In a statement, Cosatu’s international desk called on political parties in Parliament “to act decisively against the apartheid state of Israel for the horrifying war crimes against the people of Gaza and the whole of Palestine…”
A day earlier, President Cyril Ramaphosa, during an official visit to Qatar, announced that South Africa joined “many other countries across the world” to refer Israel to the International Criminal Court (ICC).
“We have put through a referral because we believe that war crimes are being committed there. And, of course, we do not condone the actions that were taken by Hamas earlier, but similarly, we condemn the actions that are currently under way and believe that they warrant an investigation by the ICC,” said Ramaphosa in a video clip released by the Presidency on Wednesday.
This effectively was in line with International Relations Minister Naledi Pandor’s statement to the House a week earlier, days before the Israeli ambassador to South Africa, Eliav Belotserkovsky, was démarched in the sternest rebuke short of expulsion.
Pandor’s stipulations for addressing the conflict were repeated on Thursday – an immediate ceasefire, urgent humanitarian aid to the people of Gaza, a UN protection force, and the investigation of Hamas for holding civilians hostage.
The debate also included condolences to Gift of the Givers. The group’s Gaza representative since 2013, Ahmed Abbasi, was, according to a statement on Facebook, “ directly targeted by the apartheid Israeli forces” as he and his brother returned from morning prayers.
Those moments of condolence stood in stark contrast to the point-scoring and often acerbic debate disrupted by frequent heckling.
Despite a point of order, Al Jama-ah leader Ganief Hendricks got away with saying, “Those who support the genocide in Palestine, like the DA, Action SA and ACDP… they behave like vampires.”
IFP MP Mkhuleko Hlengwa had earlier called for an immediate ceasefire, saying “the war must stop”, but argued against cutting diplomatic ties as this would isolate South Africa and leave the country unable to contribute to peace negotiations.
DA MP and international relations spokesperson Emma Powell used her time at the podium, regardless of the EFF’s points of order, to try to poke holes in the ANC’s foreign policy stance, pointing out South Africa’s abstention in the UN over Sudan, where three million children are among the seven million displaced by war.
“If the ANC cared about human rights or international law, it would not have remained silent in the face of Russia’s illegal invasion of Ukraine.”
In closing the debate, Malema sharply criticised fellow opposition parties but tactically opened the door to the ANC for another set of discussions.

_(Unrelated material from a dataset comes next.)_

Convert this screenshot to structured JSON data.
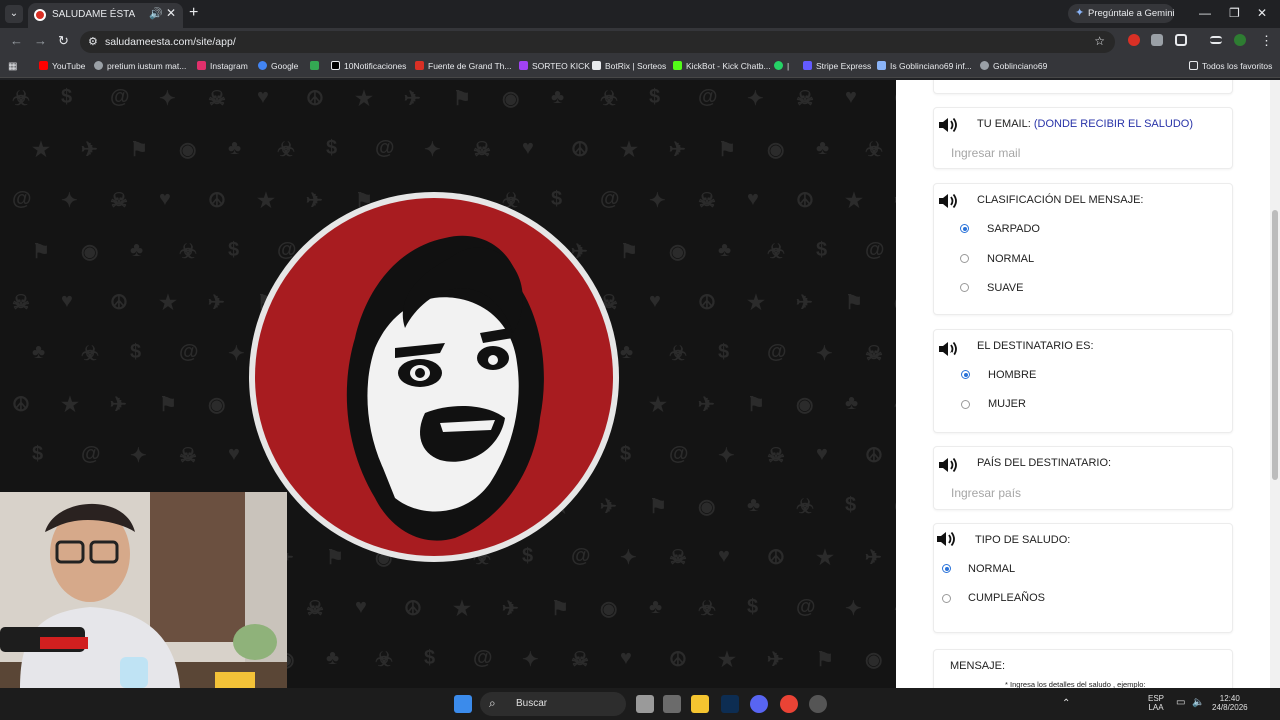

“We are not opposed to amendment of any motion as long as, at the end of the day, we agree that the Israeli ambassador is dismissed,” said Malema.
How that unfolds will emerge in the vote in the House on Tuesday. DM